What you should do: Which lines of the material hold the word "file"? Copy each one.

Extracted records:

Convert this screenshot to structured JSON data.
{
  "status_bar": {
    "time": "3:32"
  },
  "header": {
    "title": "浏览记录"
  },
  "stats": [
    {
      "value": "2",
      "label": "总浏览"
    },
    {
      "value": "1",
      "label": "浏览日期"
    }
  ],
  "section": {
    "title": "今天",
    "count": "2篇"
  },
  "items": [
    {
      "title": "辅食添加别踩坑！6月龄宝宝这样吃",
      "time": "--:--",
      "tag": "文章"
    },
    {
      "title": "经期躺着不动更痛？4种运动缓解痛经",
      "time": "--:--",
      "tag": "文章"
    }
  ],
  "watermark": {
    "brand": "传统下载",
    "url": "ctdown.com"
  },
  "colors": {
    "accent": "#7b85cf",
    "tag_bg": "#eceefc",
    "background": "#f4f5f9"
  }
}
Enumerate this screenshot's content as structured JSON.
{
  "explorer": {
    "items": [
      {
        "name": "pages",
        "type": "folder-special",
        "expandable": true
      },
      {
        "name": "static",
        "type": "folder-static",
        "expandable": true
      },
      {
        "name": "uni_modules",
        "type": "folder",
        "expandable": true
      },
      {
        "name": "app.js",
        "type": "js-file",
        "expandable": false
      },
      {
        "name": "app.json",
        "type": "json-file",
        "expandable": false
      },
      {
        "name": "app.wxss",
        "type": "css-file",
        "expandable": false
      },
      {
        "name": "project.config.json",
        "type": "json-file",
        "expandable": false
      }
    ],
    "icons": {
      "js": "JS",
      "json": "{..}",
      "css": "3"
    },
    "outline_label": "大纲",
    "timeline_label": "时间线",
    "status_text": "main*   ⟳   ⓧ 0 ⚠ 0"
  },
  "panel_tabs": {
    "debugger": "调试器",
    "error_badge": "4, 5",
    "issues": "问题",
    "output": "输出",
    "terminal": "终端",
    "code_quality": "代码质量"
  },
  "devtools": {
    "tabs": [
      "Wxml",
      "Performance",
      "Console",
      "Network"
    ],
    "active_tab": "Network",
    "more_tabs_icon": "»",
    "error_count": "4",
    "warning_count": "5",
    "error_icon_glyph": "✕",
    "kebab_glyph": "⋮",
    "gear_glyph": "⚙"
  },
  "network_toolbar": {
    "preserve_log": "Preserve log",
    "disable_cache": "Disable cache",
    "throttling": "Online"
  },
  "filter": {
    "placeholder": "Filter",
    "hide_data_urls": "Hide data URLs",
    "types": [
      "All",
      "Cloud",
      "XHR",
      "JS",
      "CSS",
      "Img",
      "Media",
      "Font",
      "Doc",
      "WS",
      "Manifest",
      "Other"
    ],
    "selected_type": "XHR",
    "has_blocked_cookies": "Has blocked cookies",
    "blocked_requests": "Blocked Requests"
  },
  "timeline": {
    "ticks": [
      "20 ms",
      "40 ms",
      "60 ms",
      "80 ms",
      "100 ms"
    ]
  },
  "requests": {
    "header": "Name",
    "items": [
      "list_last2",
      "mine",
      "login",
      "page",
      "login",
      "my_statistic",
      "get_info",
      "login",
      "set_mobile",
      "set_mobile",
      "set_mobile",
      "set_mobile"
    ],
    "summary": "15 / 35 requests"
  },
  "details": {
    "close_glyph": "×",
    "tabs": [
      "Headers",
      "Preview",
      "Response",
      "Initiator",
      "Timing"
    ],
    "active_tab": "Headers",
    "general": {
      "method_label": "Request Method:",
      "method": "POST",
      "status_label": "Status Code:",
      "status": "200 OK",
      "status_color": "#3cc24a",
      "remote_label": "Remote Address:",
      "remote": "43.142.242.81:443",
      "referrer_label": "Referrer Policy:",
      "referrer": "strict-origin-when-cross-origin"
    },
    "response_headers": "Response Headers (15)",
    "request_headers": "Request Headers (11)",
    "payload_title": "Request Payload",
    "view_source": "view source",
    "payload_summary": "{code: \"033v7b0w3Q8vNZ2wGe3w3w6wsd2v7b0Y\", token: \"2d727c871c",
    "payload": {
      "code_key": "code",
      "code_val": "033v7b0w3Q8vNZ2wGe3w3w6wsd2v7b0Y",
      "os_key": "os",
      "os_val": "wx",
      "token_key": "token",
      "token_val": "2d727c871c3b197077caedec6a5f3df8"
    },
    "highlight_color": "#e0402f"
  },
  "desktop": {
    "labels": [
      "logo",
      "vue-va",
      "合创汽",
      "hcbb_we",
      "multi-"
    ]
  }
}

Solution for this problem:
        "type": "js-file",
        "type": "json-file",
        "type": "css-file",
        "type": "json-file",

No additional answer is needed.